Q&A: How to control spring rise in sheep

The spring rise is a relaxation in the immunity of the ewe around the period of lambing. This results from changes in the immune status of the ewe, leading to increased egg production by female roundworms and maturation of arrested larvae.

Zoetis vet Dave Armstrong explains more about it and how it can be controlled in this short Q&A. 

When is the risk period?

From about two weeks before lambing until about six weeks after lambing. The period of increased egg shedding leads to pasture contamination and is a risk to lambs.

See also: 7 key lambing diseases: How to prevent and treat them

The spring rise does not include nematodirus. The peak hatch of this worm is affected by the weather and should be monitored separately and treated according to risk. 

Which ewes are most affected by the spring rise?

A recent study by FAI Farms found single-bearing ewes produced fewer eggs and therefore less pasture contamination compared with twin- or triplet-bearing ewes.

This is because the twin- and triplet-bearing ewes are drawing more protein for milk production, so they have a greater immunity drop compared with single-bearing ewes.

What product should I use to control the spring rise?

A study by FAI Farms found ewes injected with the long-acting moxidectin wormer saw lower worm egg counts in their lambs.

However, ewes that were treated with a short-acting clear wormer or were not treated at all (control group), showed higher worm egg counts in lambs than the accepted treatment threshold of 250 eggs/g.

This means lambs would have needed treatment, thereby reducing the usefulness of treating the ewes.

When should I treat my ewes?

Using a long-acting product has a persistency period of up to 111 days. Therefore, treatment of the ewe just before lambing can reduce the egg output of those ewes and help control pasture contamination and the egg output of the lambs.

Can using a long-acting product lead to resistance?

As long as the wormers are used correctly and responsibly there is no greater risk than using a short-acting product. Whichever product you use, there will always be a reduction in efficacy as the drug begins to leave the animal.

It is during this time that resistant worms can survive, so there is no difference if it is a long-acting or short-acting version of the drug. This is where the addition of a “knockout drench” can be useful.

This is a drench that has no known resistance and can be used to remove any resistant worms.

How do long-acting wormers work? 

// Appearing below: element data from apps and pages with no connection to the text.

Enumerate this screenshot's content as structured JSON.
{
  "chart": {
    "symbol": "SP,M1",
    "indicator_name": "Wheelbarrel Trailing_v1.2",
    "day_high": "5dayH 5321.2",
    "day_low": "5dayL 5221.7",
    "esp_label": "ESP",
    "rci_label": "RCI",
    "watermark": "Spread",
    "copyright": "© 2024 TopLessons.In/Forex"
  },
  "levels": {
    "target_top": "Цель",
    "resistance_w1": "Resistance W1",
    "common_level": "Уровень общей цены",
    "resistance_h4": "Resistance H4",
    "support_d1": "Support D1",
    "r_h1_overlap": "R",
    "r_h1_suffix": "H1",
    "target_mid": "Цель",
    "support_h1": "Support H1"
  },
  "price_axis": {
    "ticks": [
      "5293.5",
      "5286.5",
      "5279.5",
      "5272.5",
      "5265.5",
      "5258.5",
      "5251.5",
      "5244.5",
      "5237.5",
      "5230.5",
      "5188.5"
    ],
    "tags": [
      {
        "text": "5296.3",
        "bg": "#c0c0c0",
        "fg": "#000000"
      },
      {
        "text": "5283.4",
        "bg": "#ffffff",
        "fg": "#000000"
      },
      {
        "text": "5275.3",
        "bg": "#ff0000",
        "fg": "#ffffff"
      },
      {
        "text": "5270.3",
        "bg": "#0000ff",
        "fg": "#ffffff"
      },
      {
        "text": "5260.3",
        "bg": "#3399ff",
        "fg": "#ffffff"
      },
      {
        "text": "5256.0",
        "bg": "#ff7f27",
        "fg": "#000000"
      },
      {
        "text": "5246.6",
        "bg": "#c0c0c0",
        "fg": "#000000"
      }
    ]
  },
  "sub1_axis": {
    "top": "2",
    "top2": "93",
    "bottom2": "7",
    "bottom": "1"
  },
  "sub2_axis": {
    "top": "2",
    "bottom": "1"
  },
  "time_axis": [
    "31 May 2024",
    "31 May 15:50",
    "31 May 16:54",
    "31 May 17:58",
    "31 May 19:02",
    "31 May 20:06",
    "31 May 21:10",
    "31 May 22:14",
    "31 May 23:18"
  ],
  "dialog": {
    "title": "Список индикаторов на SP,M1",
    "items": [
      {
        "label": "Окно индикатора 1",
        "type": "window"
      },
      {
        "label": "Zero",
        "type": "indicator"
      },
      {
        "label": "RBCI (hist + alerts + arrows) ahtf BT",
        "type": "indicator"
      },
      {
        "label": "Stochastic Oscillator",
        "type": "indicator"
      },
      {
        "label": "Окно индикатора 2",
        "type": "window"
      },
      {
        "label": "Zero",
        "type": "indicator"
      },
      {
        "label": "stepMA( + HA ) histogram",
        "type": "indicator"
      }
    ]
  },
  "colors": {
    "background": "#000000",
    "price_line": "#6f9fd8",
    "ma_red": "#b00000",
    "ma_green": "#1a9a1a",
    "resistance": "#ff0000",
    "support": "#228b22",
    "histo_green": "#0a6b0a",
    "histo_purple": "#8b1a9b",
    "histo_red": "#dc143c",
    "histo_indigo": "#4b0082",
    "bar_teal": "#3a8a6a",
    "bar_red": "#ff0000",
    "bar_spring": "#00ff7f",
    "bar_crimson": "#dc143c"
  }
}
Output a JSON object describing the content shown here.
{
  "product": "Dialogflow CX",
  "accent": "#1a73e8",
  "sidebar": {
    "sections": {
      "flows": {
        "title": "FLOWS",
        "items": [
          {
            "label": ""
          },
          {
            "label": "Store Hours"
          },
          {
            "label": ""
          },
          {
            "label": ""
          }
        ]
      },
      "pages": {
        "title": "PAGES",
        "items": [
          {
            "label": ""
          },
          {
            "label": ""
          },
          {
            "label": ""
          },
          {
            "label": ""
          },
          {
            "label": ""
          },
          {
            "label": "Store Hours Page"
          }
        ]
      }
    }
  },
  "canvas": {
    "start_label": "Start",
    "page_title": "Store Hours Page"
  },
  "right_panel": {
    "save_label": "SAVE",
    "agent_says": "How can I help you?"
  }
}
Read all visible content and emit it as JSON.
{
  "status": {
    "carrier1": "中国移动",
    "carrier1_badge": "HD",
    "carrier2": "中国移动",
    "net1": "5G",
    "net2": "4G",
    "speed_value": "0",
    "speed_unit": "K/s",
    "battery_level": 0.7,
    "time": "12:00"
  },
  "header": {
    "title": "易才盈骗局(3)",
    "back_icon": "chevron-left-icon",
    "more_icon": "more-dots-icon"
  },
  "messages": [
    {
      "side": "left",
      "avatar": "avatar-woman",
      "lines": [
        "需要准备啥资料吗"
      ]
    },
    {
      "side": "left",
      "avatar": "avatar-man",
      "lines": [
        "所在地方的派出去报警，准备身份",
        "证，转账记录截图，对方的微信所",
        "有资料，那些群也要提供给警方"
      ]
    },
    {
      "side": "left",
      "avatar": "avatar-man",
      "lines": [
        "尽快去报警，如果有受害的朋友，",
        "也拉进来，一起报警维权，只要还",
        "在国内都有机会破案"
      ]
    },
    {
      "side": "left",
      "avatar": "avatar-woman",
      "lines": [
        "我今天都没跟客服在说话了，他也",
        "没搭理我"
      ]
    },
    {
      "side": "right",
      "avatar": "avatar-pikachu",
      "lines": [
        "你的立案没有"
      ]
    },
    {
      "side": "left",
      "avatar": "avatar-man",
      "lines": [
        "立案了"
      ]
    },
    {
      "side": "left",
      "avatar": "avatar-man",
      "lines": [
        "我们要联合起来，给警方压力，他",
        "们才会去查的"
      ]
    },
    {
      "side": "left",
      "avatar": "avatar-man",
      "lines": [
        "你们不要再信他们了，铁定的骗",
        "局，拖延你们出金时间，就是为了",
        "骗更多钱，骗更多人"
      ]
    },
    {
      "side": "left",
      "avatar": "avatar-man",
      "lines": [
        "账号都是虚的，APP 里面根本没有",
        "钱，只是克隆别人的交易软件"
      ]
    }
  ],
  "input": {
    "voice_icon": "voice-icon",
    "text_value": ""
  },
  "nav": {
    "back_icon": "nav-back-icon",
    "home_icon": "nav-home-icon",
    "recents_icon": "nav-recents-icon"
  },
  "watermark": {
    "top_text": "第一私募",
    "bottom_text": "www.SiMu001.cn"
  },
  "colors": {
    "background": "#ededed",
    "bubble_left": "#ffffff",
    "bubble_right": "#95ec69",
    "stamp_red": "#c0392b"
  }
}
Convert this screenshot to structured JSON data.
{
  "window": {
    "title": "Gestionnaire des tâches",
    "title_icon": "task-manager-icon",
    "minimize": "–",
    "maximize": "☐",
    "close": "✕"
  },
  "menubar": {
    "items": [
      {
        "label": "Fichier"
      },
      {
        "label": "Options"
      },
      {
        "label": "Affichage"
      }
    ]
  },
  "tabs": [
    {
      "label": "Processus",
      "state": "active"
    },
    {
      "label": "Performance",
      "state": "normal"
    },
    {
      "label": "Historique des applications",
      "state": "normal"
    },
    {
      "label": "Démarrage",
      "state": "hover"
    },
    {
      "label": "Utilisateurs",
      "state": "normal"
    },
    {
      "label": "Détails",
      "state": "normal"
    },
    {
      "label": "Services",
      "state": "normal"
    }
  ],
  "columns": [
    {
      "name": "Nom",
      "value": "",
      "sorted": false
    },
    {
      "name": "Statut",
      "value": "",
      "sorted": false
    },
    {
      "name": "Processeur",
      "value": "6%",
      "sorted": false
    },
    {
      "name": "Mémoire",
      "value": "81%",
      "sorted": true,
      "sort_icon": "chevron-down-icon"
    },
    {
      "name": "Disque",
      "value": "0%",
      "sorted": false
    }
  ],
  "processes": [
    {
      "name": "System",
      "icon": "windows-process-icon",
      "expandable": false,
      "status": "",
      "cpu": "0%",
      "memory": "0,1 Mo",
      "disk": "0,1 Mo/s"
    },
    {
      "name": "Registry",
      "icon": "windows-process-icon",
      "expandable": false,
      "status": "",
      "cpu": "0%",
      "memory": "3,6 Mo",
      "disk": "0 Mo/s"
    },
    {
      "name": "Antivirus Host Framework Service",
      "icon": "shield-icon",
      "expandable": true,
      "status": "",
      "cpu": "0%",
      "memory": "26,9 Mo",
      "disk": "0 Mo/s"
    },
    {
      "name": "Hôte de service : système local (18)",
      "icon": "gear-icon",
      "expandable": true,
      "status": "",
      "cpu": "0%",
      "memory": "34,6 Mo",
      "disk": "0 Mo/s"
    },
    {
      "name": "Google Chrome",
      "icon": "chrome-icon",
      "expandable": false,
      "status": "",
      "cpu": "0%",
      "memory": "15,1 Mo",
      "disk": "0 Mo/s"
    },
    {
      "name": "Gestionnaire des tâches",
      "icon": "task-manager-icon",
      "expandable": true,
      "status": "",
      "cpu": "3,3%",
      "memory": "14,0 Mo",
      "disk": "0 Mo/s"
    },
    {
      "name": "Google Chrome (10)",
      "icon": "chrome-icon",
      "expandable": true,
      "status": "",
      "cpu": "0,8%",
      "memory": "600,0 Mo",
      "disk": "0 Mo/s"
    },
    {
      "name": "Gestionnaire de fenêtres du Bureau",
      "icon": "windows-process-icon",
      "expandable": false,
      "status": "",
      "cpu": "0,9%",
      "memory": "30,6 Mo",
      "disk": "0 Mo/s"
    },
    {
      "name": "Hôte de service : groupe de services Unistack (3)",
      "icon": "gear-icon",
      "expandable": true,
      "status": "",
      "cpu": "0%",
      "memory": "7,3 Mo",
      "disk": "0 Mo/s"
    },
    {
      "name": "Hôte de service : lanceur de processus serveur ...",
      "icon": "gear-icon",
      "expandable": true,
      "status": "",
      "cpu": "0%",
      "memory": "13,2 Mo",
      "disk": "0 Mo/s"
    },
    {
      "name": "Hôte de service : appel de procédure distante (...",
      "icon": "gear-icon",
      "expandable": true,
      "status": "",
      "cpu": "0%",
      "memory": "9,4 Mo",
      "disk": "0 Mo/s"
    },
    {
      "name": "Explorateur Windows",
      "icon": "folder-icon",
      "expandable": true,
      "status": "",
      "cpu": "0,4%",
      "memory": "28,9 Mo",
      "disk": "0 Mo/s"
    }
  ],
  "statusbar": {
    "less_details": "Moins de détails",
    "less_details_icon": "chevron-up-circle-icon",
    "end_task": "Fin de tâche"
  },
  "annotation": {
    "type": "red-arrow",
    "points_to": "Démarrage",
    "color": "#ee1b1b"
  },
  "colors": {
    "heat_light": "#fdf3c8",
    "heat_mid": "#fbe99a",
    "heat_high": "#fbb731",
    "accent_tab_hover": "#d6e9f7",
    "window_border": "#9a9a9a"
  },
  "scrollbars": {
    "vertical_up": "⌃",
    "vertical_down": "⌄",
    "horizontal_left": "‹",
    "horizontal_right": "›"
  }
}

The long-acting moxidectin wormer is highly lipophilic. This means once used it goes into the blood and then gets stored in the fat.

As the product is used up in the blood, more product is released from the fat to top up the blood and keep the animal protected.

Short-acting products do not have these stores, so once the product is out of the blood (usually within 24 hours) the animal is again susceptible to worm infection.